After seeing a photograph of the plane and hearing its path, Mr. Arar, 35, of Ottawa, said in a telephone interview: “I think that’s it. I think you’ve found the plane that took me.”
He added: “Finding this plane is going really to help me. It does remind me of this trip, which is painful, but it should make people understand that this is for real and everything happened the way I said. I hope people will now stop for a moment and think about the morality of this.”
Records of the jet’s travels also show a trip in December 2003 to Guantnamo Bay, Cuba, where the United States holds hundreds of detainees, suggesting that it was used by the government on at least one other occasion.
“The facts we got from Maher right after he was released are now corroborated by public records,” said [Arar’s attorney Maria] LaHood, who works for the Center for Constitutional Rights, a group in New York that advocates investigation of human rights abuses. “The more information that comes out, the better for showing that this is an important public issue that can’t be kept secret.”
She said Mr. Arar and his attorneys believe that American officials wanted him to undergo a more brutal interrogation than would be permitted in the United States in the hope of getting information about Al Qaeda.
After 10 months in a cell he compared to a grave, and 2 more months in a less confined space, Syrian officials freed Mr. Arar in October 2003, saying they had been unable to find any connection to Al Qaeda. The Syrian ambassador to the United States called the release “a gesture of good will toward Canada.”
Charles Miller, a Justice Department spokesman, said the government had no comment on the case. The administration has refused to cooperate with the Canadian inquiry into Mr. Arar’s case and has asked a judge to dismiss most of his lawsuit, saying that allowing it to proceed would reveal classified information.
Mr. Arar has told a consistent story since his release: He was detained at Kennedy International Airport in New York on Sept. 26, 2002, while changing planes on the way back to Canada from a vacation in Tunisia. He was then held for nearly two weeks, awakened at 3 a.m. and taken to an airport in New Jersey, where he was put aboard a small jet.
Shackled in place, Mr. Arar says, he followed the plane’s movements on a map displayed on a video screen, watching as it traveled to Dulles Airport, outside Washington, to a Maine airport he believed was in Portland, to Rome, and finally to Amman, Jordan, where he was blindfolded and driven to Syria.

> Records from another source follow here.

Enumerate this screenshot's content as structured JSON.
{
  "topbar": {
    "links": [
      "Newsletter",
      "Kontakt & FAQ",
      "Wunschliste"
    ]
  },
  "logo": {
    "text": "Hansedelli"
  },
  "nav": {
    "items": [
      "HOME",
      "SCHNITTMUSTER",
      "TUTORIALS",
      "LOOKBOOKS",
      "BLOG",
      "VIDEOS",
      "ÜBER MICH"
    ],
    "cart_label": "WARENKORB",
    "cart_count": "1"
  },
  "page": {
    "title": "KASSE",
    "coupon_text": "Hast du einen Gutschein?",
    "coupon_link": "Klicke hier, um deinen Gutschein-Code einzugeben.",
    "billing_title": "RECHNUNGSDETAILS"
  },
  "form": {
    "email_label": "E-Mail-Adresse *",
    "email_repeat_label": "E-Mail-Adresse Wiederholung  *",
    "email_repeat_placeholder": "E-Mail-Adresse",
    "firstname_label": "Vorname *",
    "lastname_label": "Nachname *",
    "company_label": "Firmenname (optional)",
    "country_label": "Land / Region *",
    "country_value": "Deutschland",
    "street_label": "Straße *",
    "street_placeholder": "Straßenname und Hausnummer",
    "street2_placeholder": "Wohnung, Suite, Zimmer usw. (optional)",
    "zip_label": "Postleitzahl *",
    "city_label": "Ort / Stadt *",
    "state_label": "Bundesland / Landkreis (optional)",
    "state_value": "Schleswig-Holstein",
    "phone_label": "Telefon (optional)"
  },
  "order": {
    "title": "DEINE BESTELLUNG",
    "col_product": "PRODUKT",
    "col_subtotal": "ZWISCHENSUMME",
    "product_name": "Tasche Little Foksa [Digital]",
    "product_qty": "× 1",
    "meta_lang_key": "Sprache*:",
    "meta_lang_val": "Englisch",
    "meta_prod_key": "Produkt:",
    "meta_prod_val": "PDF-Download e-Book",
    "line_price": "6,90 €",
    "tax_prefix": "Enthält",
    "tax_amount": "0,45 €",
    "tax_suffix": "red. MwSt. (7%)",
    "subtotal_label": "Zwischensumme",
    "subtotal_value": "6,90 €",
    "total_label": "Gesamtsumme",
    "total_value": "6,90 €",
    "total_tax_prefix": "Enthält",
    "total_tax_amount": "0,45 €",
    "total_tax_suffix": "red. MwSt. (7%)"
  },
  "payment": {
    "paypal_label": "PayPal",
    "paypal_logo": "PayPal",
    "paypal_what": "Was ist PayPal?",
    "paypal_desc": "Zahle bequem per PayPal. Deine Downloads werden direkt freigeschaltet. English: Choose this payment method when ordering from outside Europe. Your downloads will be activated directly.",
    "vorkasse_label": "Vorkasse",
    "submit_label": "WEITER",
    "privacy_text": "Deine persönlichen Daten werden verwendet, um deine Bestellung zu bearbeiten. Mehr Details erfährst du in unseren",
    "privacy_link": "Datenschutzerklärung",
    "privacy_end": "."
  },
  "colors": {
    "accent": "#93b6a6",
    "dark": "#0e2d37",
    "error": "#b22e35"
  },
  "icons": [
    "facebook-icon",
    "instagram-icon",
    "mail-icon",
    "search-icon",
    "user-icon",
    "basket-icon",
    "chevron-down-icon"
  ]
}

According to F.A.A. flight logs for Oct. 8, 2002, only one aircraft flew from New Jersey to the Washington area to Maine to Rome: the 14-passenger Gulfstream III jet, operated by Presidential Aviation, a charter company in Fort Lauderdale, Fla. The jet left Teterboro, N.J., for Dulles at 5:40 a.m.; proceeded at 7:46 a.m. to Bangor, Me.; and left Bangor for Rome at 9:36 a.m.